The paradigm for the fire service has also shifted and unless ways are found to improvise, adapt and overcome, there may be consequences. The consequences most concerning are those associated with firefighter safety. The do-more-with-less edict can only go so far. Can fire departments find ways to be more efficient and effective in response to these trying economic times? In many cases, the answer is yes. When economic times were good and budgets and staffing were increasing at healthy rates, some organizations capitalized on those opportunities and became resource abundant. However, the economy has dealt many communities some tough cards that now require a tightening of the belt and has created a call to find new or different ways to provide service.
However, there is a limit to how much better an organization can become based on the benefits of becoming more efficient. That point (termed the point of diminishing return for the economics-minded readers) is where each incremental decrease in a budget (or staffing) will result in a corresponding impact on the organization's ability to safely and effectively serve the community. The size and complexity of the organization and the services it provides, coupled with the complexity of the community, means the point of diminishing return can be different for every organization.
Depending on these factors, the point of diminishing return may come with the reduction of a single line or staff position. In very large organizations, the point of diminishing return may not come until a dozen or more positions are reduced. Whatever the size of the organization, however, that point does come. It is at that point that bad things can begin to happen if the organization does not fundamentally change the way it does business.
The safety impacts of a budget or staff reduction cannot be evaluated in a vacuum. There are other forces in play. For example, lightweight construction and hydrocarbon-rich contents are contributing to earlier rates of flashover and earlier building collapse — a significant safety concern for firefighters. There are also growing challenges being faced by fire-based EMS organizations as their aging communities increase the demands for medical services.
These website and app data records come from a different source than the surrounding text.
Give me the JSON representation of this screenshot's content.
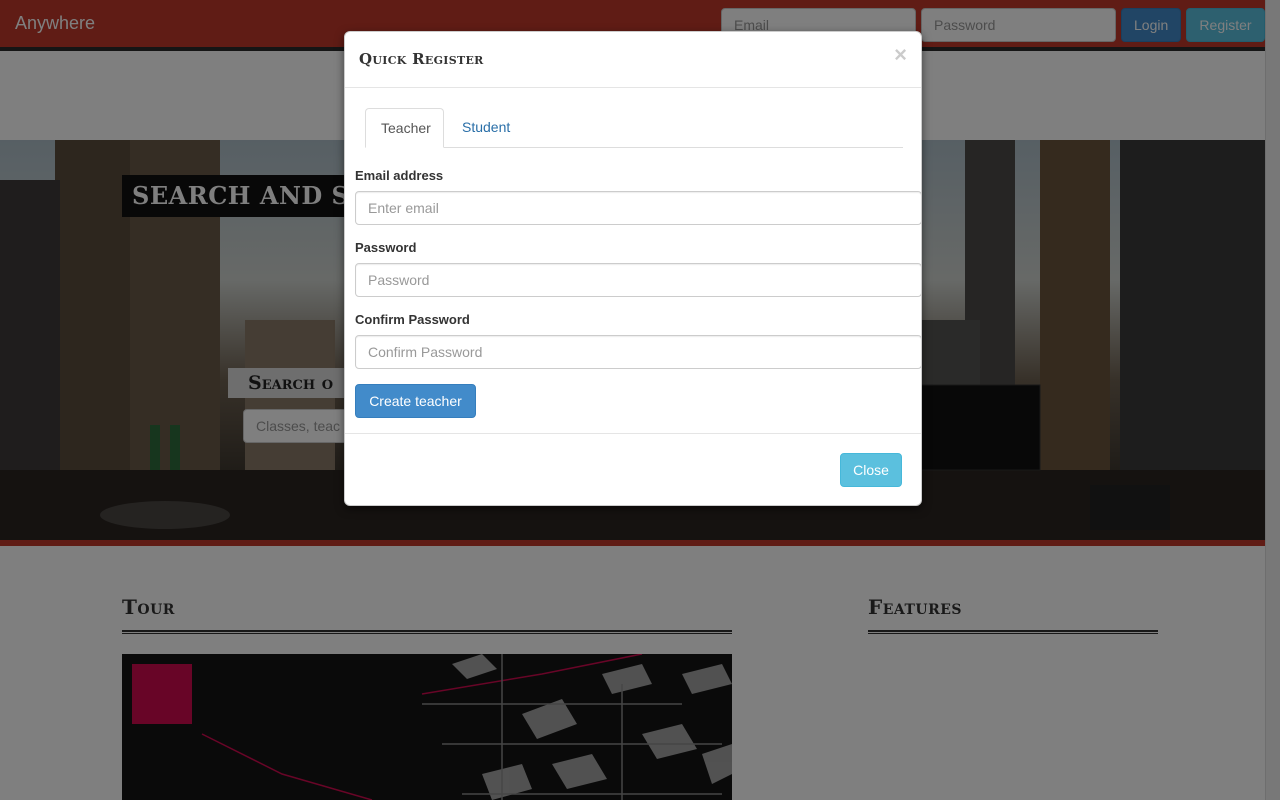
{
  "navbar": {
    "brand": "Anywhere",
    "email_placeholder": "Email",
    "password_placeholder": "Password",
    "login_label": "Login",
    "register_label": "Register"
  },
  "hero": {
    "title": "Search and Sha",
    "subtitle": "Search o",
    "search_placeholder": "Classes, teac"
  },
  "sections": {
    "tour_title": "Tour",
    "features_title": "Features"
  },
  "modal": {
    "title": "Quick Register",
    "close_symbol": "×",
    "tabs": [
      {
        "label": "Teacher",
        "active": true
      },
      {
        "label": "Student",
        "active": false
      }
    ],
    "fields": {
      "email": {
        "label": "Email address",
        "placeholder": "Enter email"
      },
      "password": {
        "label": "Password",
        "placeholder": "Password"
      },
      "confirm": {
        "label": "Confirm Password",
        "placeholder": "Confirm Password"
      }
    },
    "submit_label": "Create teacher",
    "close_label": "Close"
  },
  "colors": {
    "navbar": "#c0392b",
    "primary": "#428bca",
    "info": "#5bc0de",
    "tour_accent": "#d10a4f"
  }
}
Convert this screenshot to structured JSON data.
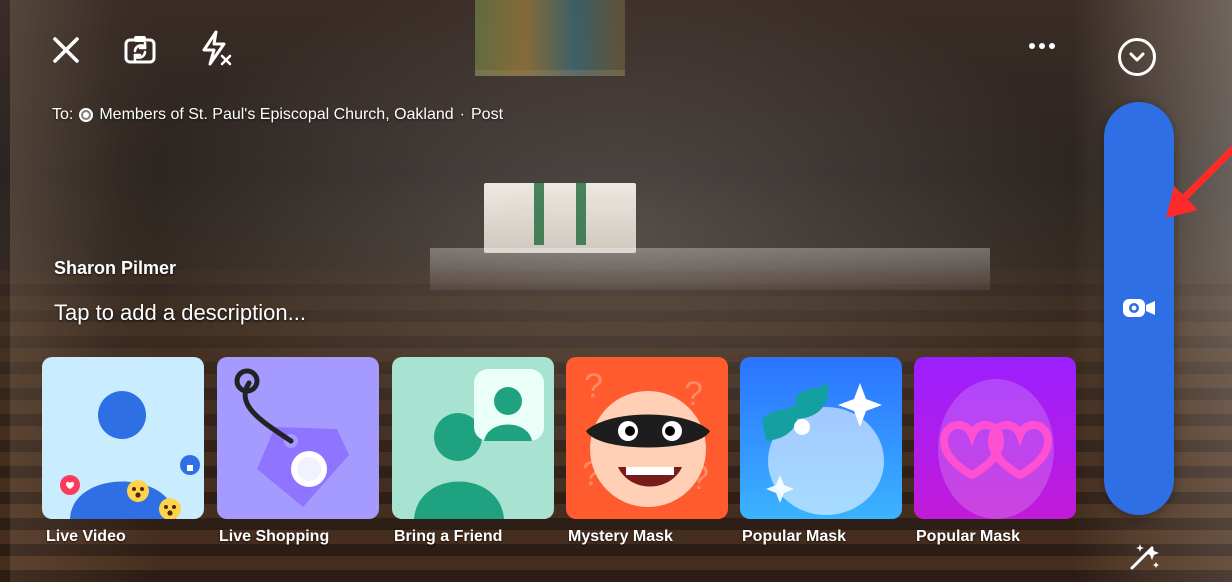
{
  "top_bar": {
    "close_icon": "close-icon",
    "flip_camera_icon": "flip-camera-icon",
    "flash_icon": "flash-off-icon",
    "more_icon": "more-icon",
    "collapse_icon": "chevron-down-icon"
  },
  "post": {
    "to_prefix": "To:",
    "audience": "Members of St. Paul's Episcopal Church, Oakland",
    "separator": " · ",
    "post_type": "Post"
  },
  "user": {
    "name": "Sharon Pilmer"
  },
  "composer": {
    "description_placeholder": "Tap to add a description..."
  },
  "effects": [
    {
      "label": "Live Video"
    },
    {
      "label": "Live Shopping"
    },
    {
      "label": "Bring a Friend"
    },
    {
      "label": "Mystery Mask"
    },
    {
      "label": "Popular Mask"
    },
    {
      "label": "Popular Mask"
    }
  ],
  "right_controls": {
    "record_icon": "video-camera-icon",
    "effects_icon": "magic-wand-icon",
    "pill_color": "#2f6fe6"
  },
  "annotation": {
    "arrow_color": "#ff2a2a"
  }
}
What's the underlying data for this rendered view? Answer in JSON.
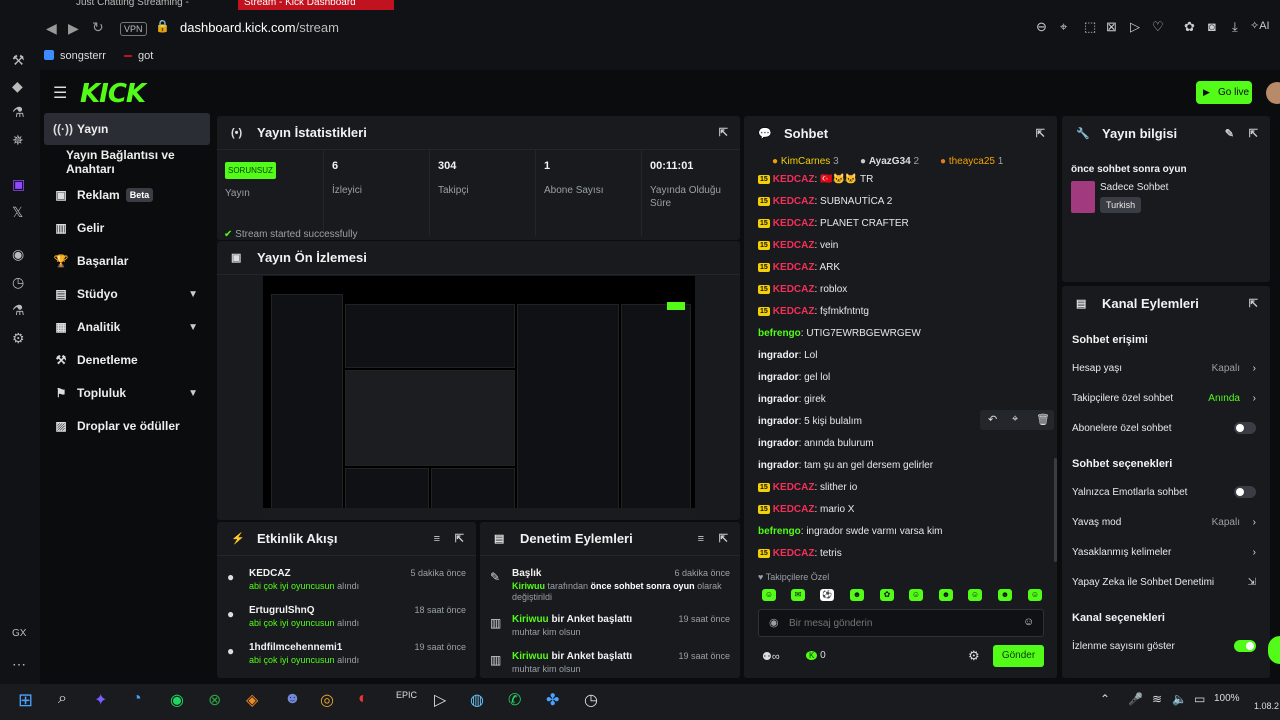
{
  "browser": {
    "tabs": [
      "Just Chatting Streaming -",
      "Stream - Kick Dashboard"
    ],
    "vpn_label": "VPN",
    "url_domain": "dashboard.kick.com",
    "url_path": "/stream",
    "bookmarks": [
      "songsterr",
      "got"
    ],
    "ai_label": "AI"
  },
  "header": {
    "logo": "KICK",
    "go_live": "Go live"
  },
  "sidebar": {
    "items": [
      {
        "label": "Yayın",
        "icon": "broadcast-icon"
      },
      {
        "label": "Yayın Bağlantısı ve Anahtarı",
        "icon": ""
      },
      {
        "label": "Reklam",
        "icon": "ad-icon",
        "badge": "Beta"
      },
      {
        "label": "Gelir",
        "icon": "revenue-icon"
      },
      {
        "label": "Başarılar",
        "icon": "trophy-icon"
      },
      {
        "label": "Stüdyo",
        "icon": "studio-icon"
      },
      {
        "label": "Analitik",
        "icon": "analytics-icon"
      },
      {
        "label": "Denetleme",
        "icon": "moderation-icon"
      },
      {
        "label": "Topluluk",
        "icon": "community-icon"
      },
      {
        "label": "Droplar ve ödüller",
        "icon": "drops-icon"
      }
    ]
  },
  "stats": {
    "title": "Yayın İstatistikleri",
    "status_badge": "SORUNSUZ",
    "status_label": "Yayın",
    "viewers": "6",
    "viewers_label": "İzleyici",
    "followers": "304",
    "followers_label": "Takipçi",
    "subs": "1",
    "subs_label": "Abone Sayısı",
    "uptime": "00:11:01",
    "uptime_label": "Yayında Olduğu Süre",
    "toast": "Stream started successfully"
  },
  "preview": {
    "title": "Yayın Ön İzlemesi"
  },
  "activity": {
    "title": "Etkinlik Akışı",
    "items": [
      {
        "user": "KEDCAZ",
        "time": "5 dakika önce",
        "reward": "abi çok iyi oyuncusun",
        "suffix": " alındı"
      },
      {
        "user": "ErtugrulShnQ",
        "time": "18 saat önce",
        "reward": "abi çok iyi oyuncusun",
        "suffix": " alındı"
      },
      {
        "user": "1hdfilmcehennemi1",
        "time": "19 saat önce",
        "reward": "abi çok iyi oyuncusun",
        "suffix": " alındı"
      }
    ]
  },
  "modlog": {
    "title": "Denetim Eylemleri",
    "items": [
      {
        "title": "Başlık",
        "time": "6 dakika önce",
        "actor": "Kiriwuu",
        "detail": " tarafından ",
        "bold": "önce sohbet sonra oyun",
        "end": " olarak değiştirildi"
      },
      {
        "actor": "Kiriwuu",
        "action": " bir Anket başlattı",
        "time": "19 saat önce",
        "detail": "muhtar kim olsun"
      },
      {
        "actor": "Kiriwuu",
        "action": " bir Anket başlattı",
        "time": "19 saat önce",
        "detail": "muhtar kim olsun"
      }
    ]
  },
  "chat": {
    "title": "Sohbet",
    "gifters": [
      {
        "name": "KimCarnes",
        "count": "3"
      },
      {
        "name": "AyazG34",
        "count": "2"
      },
      {
        "name": "theayca25",
        "count": "1"
      }
    ],
    "messages": [
      {
        "sub": "15",
        "user": "KEDCAZ",
        "color": "red",
        "text": ": 🇹🇷🐱🐱 TR"
      },
      {
        "sub": "15",
        "user": "KEDCAZ",
        "color": "red",
        "text": ": SUBNAUTİCA 2"
      },
      {
        "sub": "15",
        "user": "KEDCAZ",
        "color": "red",
        "text": ": PLANET CRAFTER"
      },
      {
        "sub": "15",
        "user": "KEDCAZ",
        "color": "red",
        "text": ": vein"
      },
      {
        "sub": "15",
        "user": "KEDCAZ",
        "color": "red",
        "text": ": ARK"
      },
      {
        "sub": "15",
        "user": "KEDCAZ",
        "color": "red",
        "text": ": roblox"
      },
      {
        "sub": "15",
        "user": "KEDCAZ",
        "color": "red",
        "text": ": fşfmkfntntg"
      },
      {
        "sub": "",
        "user": "befrengo",
        "color": "grn",
        "text": ": UTIG7EWRBGEWRGEW"
      },
      {
        "sub": "",
        "user": "ingrador",
        "color": "wht",
        "text": ": Lol"
      },
      {
        "sub": "",
        "user": "ingrador",
        "color": "wht",
        "text": ": gel lol"
      },
      {
        "sub": "",
        "user": "ingrador",
        "color": "wht",
        "text": ": girek"
      },
      {
        "sub": "",
        "user": "ingrador",
        "color": "wht",
        "text": ": 5 kişi bulalım"
      },
      {
        "sub": "",
        "user": "ingrador",
        "color": "wht",
        "text": ": anında bulurum"
      },
      {
        "sub": "",
        "user": "ingrador",
        "color": "wht",
        "text": ": tam şu an gel dersem gelirler"
      },
      {
        "sub": "15",
        "user": "KEDCAZ",
        "color": "red",
        "text": ": slither io"
      },
      {
        "sub": "15",
        "user": "KEDCAZ",
        "color": "red",
        "text": ": mario X"
      },
      {
        "sub": "",
        "user": "befrengo",
        "color": "grn",
        "text": ": ingrador swde varmı varsa kim"
      },
      {
        "sub": "15",
        "user": "KEDCAZ",
        "color": "red",
        "text": ": tetris"
      }
    ],
    "followers_only": "Takipçilere Özel",
    "placeholder": "Bir mesaj gönderin",
    "points": "0",
    "send": "Gönder"
  },
  "info": {
    "title": "Yayın bilgisi",
    "stream_title": "önce sohbet sonra oyun",
    "category": "Sadece Sohbet",
    "language": "Turkish"
  },
  "channel_actions": {
    "title": "Kanal Eylemleri",
    "chat_access": "Sohbet erişimi",
    "account_age": "Hesap yaşı",
    "account_age_val": "Kapalı",
    "followers_chat": "Takipçilere özel sohbet",
    "followers_chat_val": "Anında",
    "subs_chat": "Abonelere özel sohbet",
    "chat_options": "Sohbet seçenekleri",
    "emote_only": "Yalnızca Emotlarla sohbet",
    "slow_mode": "Yavaş mod",
    "slow_mode_val": "Kapalı",
    "banned_words": "Yasaklanmış kelimeler",
    "ai_mod": "Yapay Zeka ile Sohbet Denetimi",
    "channel_options": "Kanal seçenekleri",
    "show_views": "İzlenme sayısını göster"
  },
  "taskbar": {
    "battery": "100%",
    "date": "1.08.2"
  },
  "colors": {
    "accent": "#53fc18",
    "chat_red": "#f52f57",
    "panel": "#181a1e",
    "background": "#0b0c0e"
  }
}
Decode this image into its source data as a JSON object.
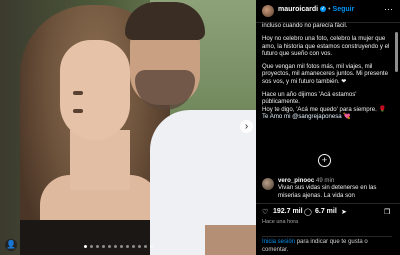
{
  "post": {
    "handle": "mauroicardi",
    "follow_label": "Seguir",
    "separator": "•",
    "more_label": "···",
    "caption": [
      "incluso cuando no parecía fácil.",
      "Hoy no celebro una foto, celebro la mujer que amo, la historia que estamos construyendo y el futuro que sueño con vos.",
      "Que vengan mil fotos más, mil viajes, mil proyectos, mil amaneceres juntos. Mi presente sos vos, y mi futuro también. ❤",
      "Hace un año dijimos 'Acá estamos' públicamente.",
      "Hoy te digo, 'Acá me quedo' para siempre. 🌹",
      "Te Amo mi @sangrejaponesa 💘"
    ]
  },
  "comment": {
    "user": "vero_pinooc",
    "time": "49 min",
    "text": "Vivan sus vidas sin detenerse en las miserias ajenas. La vida son"
  },
  "actions": {
    "likes": "192.7 mil",
    "comments": "6.7 mil",
    "heart_icon": "♡",
    "comment_icon": "◯",
    "share_icon": "➤",
    "save_icon": "❒"
  },
  "date": "Hace una hora",
  "login": {
    "link": "Inicia sesión",
    "rest": " para indicar que te gusta o comentar."
  },
  "carousel": {
    "next_icon": "›",
    "dots_total": 12,
    "active_index": 0
  },
  "user_badge_icon": "👤"
}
High-volume demand for EMS services may reduce the number of firefighters available for a structure fire response — another significant safety concern for firefighters.